Material shown

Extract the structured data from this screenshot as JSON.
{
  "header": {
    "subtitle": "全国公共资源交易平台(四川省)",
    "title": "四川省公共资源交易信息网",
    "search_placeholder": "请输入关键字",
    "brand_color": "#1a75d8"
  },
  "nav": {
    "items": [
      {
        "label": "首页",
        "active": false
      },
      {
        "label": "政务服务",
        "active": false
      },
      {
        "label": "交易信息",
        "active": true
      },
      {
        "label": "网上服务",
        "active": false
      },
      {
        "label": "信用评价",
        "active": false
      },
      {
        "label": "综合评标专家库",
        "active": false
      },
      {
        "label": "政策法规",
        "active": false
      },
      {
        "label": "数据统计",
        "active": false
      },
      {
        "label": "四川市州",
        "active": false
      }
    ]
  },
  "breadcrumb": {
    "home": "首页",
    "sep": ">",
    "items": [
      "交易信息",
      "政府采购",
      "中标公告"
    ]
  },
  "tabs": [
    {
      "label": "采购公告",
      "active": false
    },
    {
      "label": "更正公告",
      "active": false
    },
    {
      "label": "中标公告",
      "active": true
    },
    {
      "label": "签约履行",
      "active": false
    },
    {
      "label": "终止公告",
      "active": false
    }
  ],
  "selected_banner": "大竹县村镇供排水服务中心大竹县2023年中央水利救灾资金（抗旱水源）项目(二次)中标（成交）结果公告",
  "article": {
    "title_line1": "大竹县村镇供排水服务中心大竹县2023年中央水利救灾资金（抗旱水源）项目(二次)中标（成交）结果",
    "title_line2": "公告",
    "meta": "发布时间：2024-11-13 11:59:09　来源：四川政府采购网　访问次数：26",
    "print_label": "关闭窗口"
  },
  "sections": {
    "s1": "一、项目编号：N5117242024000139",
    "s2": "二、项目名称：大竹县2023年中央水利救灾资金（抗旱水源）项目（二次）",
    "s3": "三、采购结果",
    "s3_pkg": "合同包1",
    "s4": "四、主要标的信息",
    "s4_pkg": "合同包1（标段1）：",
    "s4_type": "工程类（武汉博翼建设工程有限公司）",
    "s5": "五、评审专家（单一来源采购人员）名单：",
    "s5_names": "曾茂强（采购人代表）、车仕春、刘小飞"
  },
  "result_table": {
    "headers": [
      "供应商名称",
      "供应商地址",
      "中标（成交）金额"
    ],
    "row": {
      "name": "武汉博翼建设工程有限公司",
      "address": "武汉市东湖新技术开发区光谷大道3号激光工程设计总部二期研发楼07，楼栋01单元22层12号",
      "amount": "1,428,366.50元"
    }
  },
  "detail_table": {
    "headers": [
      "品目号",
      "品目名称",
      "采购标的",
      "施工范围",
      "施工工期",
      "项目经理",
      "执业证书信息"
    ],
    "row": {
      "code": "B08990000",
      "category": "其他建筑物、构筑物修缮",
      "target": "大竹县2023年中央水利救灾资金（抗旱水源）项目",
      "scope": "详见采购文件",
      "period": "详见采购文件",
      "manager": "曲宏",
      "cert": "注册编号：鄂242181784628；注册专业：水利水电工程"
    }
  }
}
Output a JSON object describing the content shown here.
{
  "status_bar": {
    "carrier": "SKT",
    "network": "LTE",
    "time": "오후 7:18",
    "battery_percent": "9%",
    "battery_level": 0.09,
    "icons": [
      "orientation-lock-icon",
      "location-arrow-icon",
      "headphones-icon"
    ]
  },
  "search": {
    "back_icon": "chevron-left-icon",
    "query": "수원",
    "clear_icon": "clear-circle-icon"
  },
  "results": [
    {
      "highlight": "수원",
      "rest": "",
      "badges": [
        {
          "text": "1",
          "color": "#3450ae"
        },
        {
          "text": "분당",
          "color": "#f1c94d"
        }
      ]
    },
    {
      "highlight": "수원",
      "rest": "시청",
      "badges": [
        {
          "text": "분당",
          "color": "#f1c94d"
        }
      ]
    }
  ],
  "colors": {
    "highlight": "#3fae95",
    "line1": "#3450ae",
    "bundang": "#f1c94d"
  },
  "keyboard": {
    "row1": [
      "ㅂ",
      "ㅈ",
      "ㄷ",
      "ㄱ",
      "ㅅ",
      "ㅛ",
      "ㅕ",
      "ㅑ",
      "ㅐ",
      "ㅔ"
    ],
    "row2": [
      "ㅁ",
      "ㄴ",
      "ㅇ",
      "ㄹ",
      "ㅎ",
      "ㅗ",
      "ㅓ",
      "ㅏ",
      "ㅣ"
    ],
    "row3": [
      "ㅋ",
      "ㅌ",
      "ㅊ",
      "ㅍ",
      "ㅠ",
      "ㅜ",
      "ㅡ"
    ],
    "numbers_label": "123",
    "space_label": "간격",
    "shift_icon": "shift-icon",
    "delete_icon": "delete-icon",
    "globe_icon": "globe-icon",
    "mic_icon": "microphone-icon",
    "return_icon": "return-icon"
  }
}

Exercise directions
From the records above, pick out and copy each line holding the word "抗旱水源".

Exercise result
  "selected_banner": "大竹县村镇供排水服务中心大竹县2023年中央水利救灾资金（抗旱水源）项目(二次)中标（成交）结果公告",
    "title_line1": "大竹县村镇供排水服务中心大竹县2023年中央水利救灾资金（抗旱水源）项目(二次)中标（成交）结果",
    "s2": "二、项目名称：大竹县2023年中央水利救灾资金（抗旱水源）项目（二次）",
      "target": "大竹县2023年中央水利救灾资金（抗旱水源）项目",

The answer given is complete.